TRY IT: All lines below are to be output exactly as they stand.

(Stored items)
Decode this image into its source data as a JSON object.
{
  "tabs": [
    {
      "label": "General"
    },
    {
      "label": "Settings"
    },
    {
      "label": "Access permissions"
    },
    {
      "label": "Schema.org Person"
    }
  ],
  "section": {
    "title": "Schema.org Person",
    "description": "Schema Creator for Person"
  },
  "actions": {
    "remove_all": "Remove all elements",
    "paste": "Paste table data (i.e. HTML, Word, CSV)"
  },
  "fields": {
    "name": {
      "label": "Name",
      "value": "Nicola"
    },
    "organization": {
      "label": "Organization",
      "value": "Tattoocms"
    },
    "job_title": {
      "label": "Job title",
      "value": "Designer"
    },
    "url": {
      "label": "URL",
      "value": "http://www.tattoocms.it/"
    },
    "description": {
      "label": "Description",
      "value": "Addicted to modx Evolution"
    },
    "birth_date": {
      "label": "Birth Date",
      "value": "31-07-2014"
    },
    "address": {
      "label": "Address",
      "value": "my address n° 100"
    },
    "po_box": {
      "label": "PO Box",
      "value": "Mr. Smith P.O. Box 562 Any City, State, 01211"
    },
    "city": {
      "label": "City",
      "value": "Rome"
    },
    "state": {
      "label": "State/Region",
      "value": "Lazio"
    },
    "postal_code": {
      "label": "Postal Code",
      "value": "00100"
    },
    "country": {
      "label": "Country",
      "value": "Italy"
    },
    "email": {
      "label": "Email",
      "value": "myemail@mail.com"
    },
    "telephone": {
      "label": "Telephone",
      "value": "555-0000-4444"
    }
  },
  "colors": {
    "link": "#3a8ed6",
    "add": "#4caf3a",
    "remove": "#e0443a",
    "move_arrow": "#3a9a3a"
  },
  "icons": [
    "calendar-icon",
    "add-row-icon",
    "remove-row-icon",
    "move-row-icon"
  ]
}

RESPONSE BOX:
Decode this image into its source data as a JSON object.
{
  "tabs": [
    {
      "label": "General"
    },
    {
      "label": "Settings"
    },
    {
      "label": "Access permissions"
    },
    {
      "label": "Schema.org Person"
    }
  ],
  "section": {
    "title": "Schema.org Person",
    "description": "Schema Creator for Person"
  },
  "actions": {
    "remove_all": "Remove all elements",
    "paste": "Paste table data (i.e. HTML, Word, CSV)"
  },
  "fields": {
    "name": {
      "label": "Name",
      "value": "Nicola"
    },
    "organization": {
      "label": "Organization",
      "value": "Tattoocms"
    },
    "job_title": {
      "label": "Job title",
      "value": "Designer"
    },
    "url": {
      "label": "URL",
      "value": "http://www.tattoocms.it/"
    },
    "description": {
      "label": "Description",
      "value": "Addicted to modx Evolution"
    },
    "birth_date": {
      "label": "Birth Date",
      "value": "31-07-2014"
    },
    "address": {
      "label": "Address",
      "value": "my address n° 100"
    },
    "po_box": {
      "label": "PO Box",
      "value": "Mr. Smith P.O. Box 562 Any City, State, 01211"
    },
    "city": {
      "label": "City",
      "value": "Rome"
    },
    "state": {
      "label": "State/Region",
      "value": "Lazio"
    },
    "postal_code": {
      "label": "Postal Code",
      "value": "00100"
    },
    "country": {
      "label": "Country",
      "value": "Italy"
    },
    "email": {
      "label": "Email",
      "value": "myemail@mail.com"
    },
    "telephone": {
      "label": "Telephone",
      "value": "555-0000-4444"
    }
  },
  "colors": {
    "link": "#3a8ed6",
    "add": "#4caf3a",
    "remove": "#e0443a",
    "move_arrow": "#3a9a3a"
  },
  "icons": [
    "calendar-icon",
    "add-row-icon",
    "remove-row-icon",
    "move-row-icon"
  ]
}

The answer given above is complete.